**Task prompt**
Scan the records for "icon" and copy each line that contains it.

Website and app data records
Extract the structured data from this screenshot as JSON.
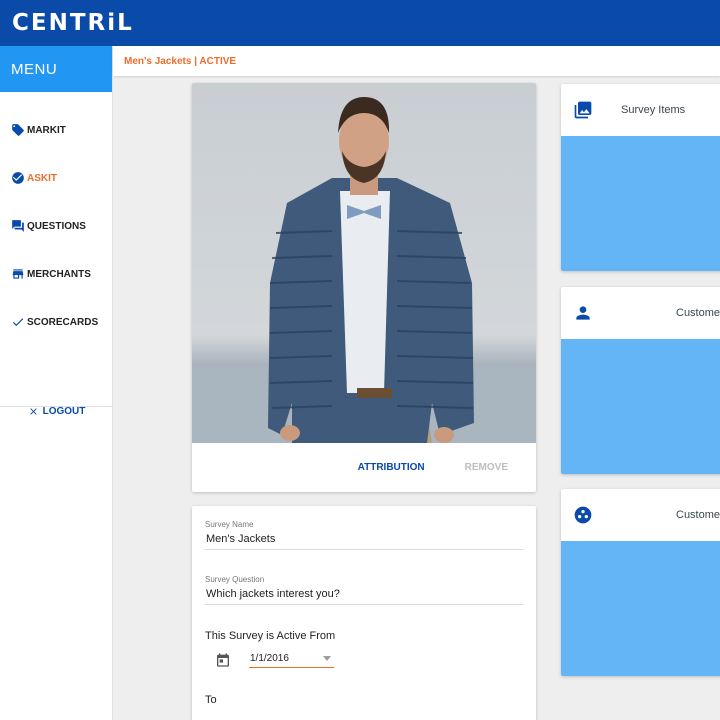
{
  "app": {
    "logo": "CENTRiL"
  },
  "sidebar": {
    "menu_label": "MENU",
    "items": [
      {
        "label": "MARKIT",
        "icon": "tag-icon"
      },
      {
        "label": "ASKIT",
        "icon": "check-circle-icon",
        "active": true
      },
      {
        "label": "QUESTIONS",
        "icon": "chat-icon"
      },
      {
        "label": "MERCHANTS",
        "icon": "store-icon"
      },
      {
        "label": "SCORECARDS",
        "icon": "checkmark-icon"
      }
    ],
    "logout_label": "LOGOUT"
  },
  "breadcrumb": {
    "text": "Men's Jackets | ACTIVE"
  },
  "image_card": {
    "attribution_label": "ATTRIBUTION",
    "remove_label": "REMOVE"
  },
  "form": {
    "survey_name_label": "Survey Name",
    "survey_name_value": "Men's Jackets",
    "survey_question_label": "Survey Question",
    "survey_question_value": "Which jackets interest you?",
    "active_from_label": "This Survey is Active From",
    "active_from_date": "1/1/2016",
    "to_label": "To"
  },
  "panels": [
    {
      "title": "Survey Items",
      "icon": "image-icon"
    },
    {
      "title": "Custome",
      "icon": "person-icon"
    },
    {
      "title": "Custome",
      "icon": "group-icon"
    }
  ],
  "colors": {
    "header": "#0a4aa8",
    "menu": "#2196f3",
    "accent": "#ef6c2a",
    "panel_body": "#64b5f6"
  }
}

**Exercise output**
        "icon": "tag-icon"
        "icon": "check-circle-icon",
        "icon": "chat-icon"
        "icon": "store-icon"
        "icon": "checkmark-icon"
      "icon": "image-icon"
      "icon": "person-icon"
      "icon": "group-icon"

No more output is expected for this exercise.